▸ Exercise aim
When you repeat the records, keep every word exact and drop each picture.

▸ Task material
◇ ◇ ◇
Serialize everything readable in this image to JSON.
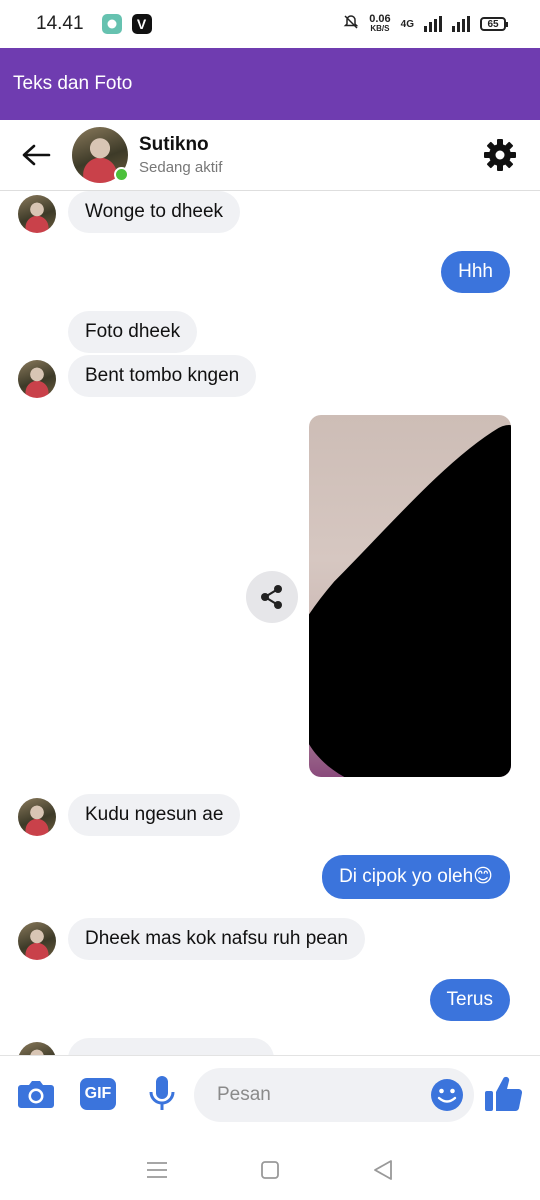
{
  "status_bar": {
    "time": "14.41",
    "net_speed": "0.06",
    "net_unit": "KB/S",
    "network": "4G",
    "battery": "65"
  },
  "app_bar": {
    "title": "Teks dan Foto"
  },
  "chat_header": {
    "name": "Sutikno",
    "status": "Sedang aktif"
  },
  "messages": [
    {
      "side": "in",
      "text": "Wonge to dheek"
    },
    {
      "side": "out",
      "text": "Hhh"
    },
    {
      "side": "in",
      "text": "Foto dheek"
    },
    {
      "side": "in",
      "text": "Bent tombo kngen"
    },
    {
      "side": "in",
      "text": "Kudu ngesun ae"
    },
    {
      "side": "out",
      "text": "Di cipok yo oleh😊"
    },
    {
      "side": "in",
      "text": "Dheek mas kok nafsu ruh pean"
    },
    {
      "side": "out",
      "text": "Terus"
    }
  ],
  "composer": {
    "placeholder": "Pesan",
    "gif_label": "GIF"
  },
  "colors": {
    "app_bar": "#6f3cb0",
    "accent_blue": "#3b74dc",
    "incoming_bubble": "#f0f1f4",
    "online": "#4cc13b"
  }
}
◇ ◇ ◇
▸ Exercise solution
Serialize everything readable in this image to JSON.
{
  "status_bar": {
    "time": "14.41",
    "net_speed": "0.06",
    "net_unit": "KB/S",
    "network": "4G",
    "battery": "65"
  },
  "app_bar": {
    "title": "Teks dan Foto"
  },
  "chat_header": {
    "name": "Sutikno",
    "status": "Sedang aktif"
  },
  "messages": [
    {
      "side": "in",
      "text": "Wonge to dheek"
    },
    {
      "side": "out",
      "text": "Hhh"
    },
    {
      "side": "in",
      "text": "Foto dheek"
    },
    {
      "side": "in",
      "text": "Bent tombo kngen"
    },
    {
      "side": "in",
      "text": "Kudu ngesun ae"
    },
    {
      "side": "out",
      "text": "Di cipok yo oleh😊"
    },
    {
      "side": "in",
      "text": "Dheek mas kok nafsu ruh pean"
    },
    {
      "side": "out",
      "text": "Terus"
    }
  ],
  "composer": {
    "placeholder": "Pesan",
    "gif_label": "GIF"
  },
  "colors": {
    "app_bar": "#6f3cb0",
    "accent_blue": "#3b74dc",
    "incoming_bubble": "#f0f1f4",
    "online": "#4cc13b"
  }
}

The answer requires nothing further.